The Thai government plans to sue a popular
video-sharing Internet site where someone posted a short clip earlier this year
deemed insulting to the country's much-revered monarch, an official said Friday.
The government blocked access to YouTube on April 4 after it turned down a
request to remove the contentious 44-second video, which shows provocative
graffitti-like elements painted over a slideshow of photographs of 79-year-old
King Bhumibol Adulyadej.
Sitthichai Phokai-udom, the minister of information and communications
technology, told The Associated Press that a suit would be lodged with a Thai
court next week on charges of lese majeste, or offense against the monarchy,
which is a crime in Thailand.
"Thailand is a fairly small country and not the economic or military
powerhouse, so we are at the mercy of the greedy businessman in America," he
He said the legal action was a cultural issue, not a political one, because
"the majority of the Thai people feel deeply insulted by this video clip."
One part of the clip juxtaposes pictures of feet over the king's image _ a
major taboo in a culture where feet are considered extremely dirty and
offensive. The soundtrack is the Thai national anthem.
Thai authorities take insults to the king extremely seriously. A Swiss man
was sentenced to 10 years in jail in March in the northern Thai city of Chiang
Mai after he defaced posters of the king during a drinking binge. He was later
pardoned and deported.
Critics have accused the current government of blocking Web sites criticizing
the September coup that overthrew then-Prime Minister Thaksin Shinawatra.
Sitthichai earlier said he had ordered fewer than 10 sites blocked since
taking office late last year, either because the site was insulting to the

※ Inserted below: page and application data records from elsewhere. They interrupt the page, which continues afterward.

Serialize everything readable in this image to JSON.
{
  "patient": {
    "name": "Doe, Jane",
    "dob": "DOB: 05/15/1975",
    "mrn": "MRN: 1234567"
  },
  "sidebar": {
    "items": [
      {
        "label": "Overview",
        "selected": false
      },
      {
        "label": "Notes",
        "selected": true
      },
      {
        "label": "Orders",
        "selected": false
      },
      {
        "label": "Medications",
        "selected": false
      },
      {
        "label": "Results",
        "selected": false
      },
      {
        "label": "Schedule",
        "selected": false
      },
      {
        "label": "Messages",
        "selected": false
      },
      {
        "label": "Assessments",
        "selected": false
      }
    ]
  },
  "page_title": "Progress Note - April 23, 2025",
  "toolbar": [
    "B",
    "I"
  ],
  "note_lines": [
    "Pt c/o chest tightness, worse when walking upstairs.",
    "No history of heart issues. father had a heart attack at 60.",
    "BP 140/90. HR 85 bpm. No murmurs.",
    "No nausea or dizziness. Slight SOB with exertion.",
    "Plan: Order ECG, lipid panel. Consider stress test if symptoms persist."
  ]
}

monarchy, was pornographic, or called for public political protests, which are
illegal under martial law proclaimed after last year's coup.